Photo by Allison Shelley for American Education: Images of Teachers and Students in Action

I live in Larkspur, Colorado, a rural outset from the suburbs of Denver where I attend high school. I’ve participated in 4-H, helped run cattle and done more than my fair share of mucking stalls. I live in a region that celebrates fresh mountain water, gorgeous spans of open spaces and clean air. But I also live in a region where the impacts of climate change have been felt with increasing severity. Droughts last longer, fire seasons are becoming more severe and our cold winters are becoming warmer.

However, it’s in speaking to my nature-dependent peers that I feel least able to discuss climate change and its ramifications. Typical discussions about the topic of climate change with the friends I’ve made through 4-H or rodeos are hostile, if not outright dismissive. This disagreement is understandable when considering our varying educational experiences.

Most of the students in my community attend the rural school on the other side of town. Based on where my house is located, I attend a suburban school which provides a different educational opportunity. The rural school is focused on agriculture and offers courses like meat science aligned with the popularity of Future Farmers of America. Students attending this school are the next generation of American food scientists and agricultural experts, but their education is very different from mine.

In my suburban school, I have classes like AP Environmental Science and Earth science available to me. In these courses, we learn about climate change and discuss its implications. Meanwhile, the school of my peers does not require or promote these courses, discouraging students from learning about the resources needed for a safe and sustainable approach to agriculture.

Rural communities are more likely to be "dismissive” or “doubtful” when it comes to issues of climate change, a trend that holds not only for my area of Colorado but across the United States. The education standards and initiatives in these communities reflect those beliefs.

"I am a student in rural America who has benefited from attending a high school that teaches climate change in full, though I’ve been witness to others who do not benefit from this same privilege."

Furthermore, because of society’s pervasive tendency to restrict ourselves to homophilic interactions, interactions largely within groups of people we identify and agree with, individuals within this community are receiving little to no exposure to these issues. I am an exception. I am a student in rural America who has benefited from attending a high school that teaches climate change in full, though I’ve been witness to others who do not benefit from this same privilege.

We cannot save the planet without the hard work and support of every community. Agriculture, in particular, will be a critical sector. Currently, it represents about 10% of US emissions and the sector will be increasingly impacted by extreme weather. We need to ensure the rural communities that feed our country are a part of the work. In order for us to unite on this issue, education standards, including science standards, need to change.

Every state in America has different standards for K-12 schools. Recently, changes in American history standards have been growing in popularity as students demand more accurate representation of American history and the experience of Black, Indigenous and people of color.

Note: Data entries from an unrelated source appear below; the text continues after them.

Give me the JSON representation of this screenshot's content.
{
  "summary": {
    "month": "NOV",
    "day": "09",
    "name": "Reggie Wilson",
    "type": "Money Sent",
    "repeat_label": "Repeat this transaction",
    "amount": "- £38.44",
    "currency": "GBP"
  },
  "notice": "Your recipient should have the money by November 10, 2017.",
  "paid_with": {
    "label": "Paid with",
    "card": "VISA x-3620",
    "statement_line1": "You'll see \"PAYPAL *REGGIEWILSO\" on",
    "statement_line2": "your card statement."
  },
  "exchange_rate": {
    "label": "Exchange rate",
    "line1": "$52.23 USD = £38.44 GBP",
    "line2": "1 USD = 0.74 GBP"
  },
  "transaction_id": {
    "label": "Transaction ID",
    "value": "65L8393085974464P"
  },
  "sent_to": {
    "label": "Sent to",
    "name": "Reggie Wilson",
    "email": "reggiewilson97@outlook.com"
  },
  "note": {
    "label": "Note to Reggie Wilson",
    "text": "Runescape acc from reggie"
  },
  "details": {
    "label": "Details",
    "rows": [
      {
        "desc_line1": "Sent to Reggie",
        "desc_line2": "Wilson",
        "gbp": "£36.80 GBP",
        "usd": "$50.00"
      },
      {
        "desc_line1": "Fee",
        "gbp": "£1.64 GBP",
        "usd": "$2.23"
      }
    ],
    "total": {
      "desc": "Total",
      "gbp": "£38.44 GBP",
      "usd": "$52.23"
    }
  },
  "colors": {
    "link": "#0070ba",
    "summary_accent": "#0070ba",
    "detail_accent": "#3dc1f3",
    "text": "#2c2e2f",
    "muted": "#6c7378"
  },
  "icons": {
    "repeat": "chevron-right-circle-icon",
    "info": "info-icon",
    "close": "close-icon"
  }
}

However, changes in terms of science standards are much rarer. Most state offices of education do not expect their students to have more than a rudimentary understanding of the formation of the Earth, its basic properties, let alone climate change and its implications. Even in Colorado where mention of climate change is included in science standards, it does not mean that it is taught consistently or comprehensively across schools. Our earth science standards rarely change, even though Earth science, including our understanding of climate change, is constantly evolving.

"The issue of climate change will remain an incomplete conversation until it incorporates the voices of rural communities."

To empower youth, we need standards that more thoroughly include climate change across the curriculum, and we need to support all schools in teaching those standards. Currently, New Jersey is the only state to require schools to teach about climate change across the curriculum. Other states leave too much discretion to districts. According to an NPR poll, 80% of parents said they want climate change taught in school, but more than half of teachers say they don’t teach it. This is leading to a divide of not only political and social beliefs but an outright divide of knowledge as communities choose whether to teach or redact information about climate change. Yet, supporting standards that comprehensively include climate change can help narrow that divide.

The issue of climate change will remain an incomplete conversation until it incorporates the voices of rural communities. These rural communities are raising our steaks, tending to our crops, and literally putting food on our tables. The least we can do is to ensure they have the tools, knowledge, and resources to be sustainable as they do it.

The views expressed in this article are those of the author and do not necessarily reflect views of the Aspen Institute, K12 Climate Action, commission or coalition members, or organizations with which they are affiliated.

About The Author

Leigh cropped

Leigh Walden is a senior at Castle View High School in Colorado. As a Student Voice Ambassador, Leigh is working to increase conversations with students and the individuals with power over their education. She is passionate about the environment, menstrual equity, storytelling for social change, and education. Always ready to talk about hiking trails, baking recipes, or crochet tips.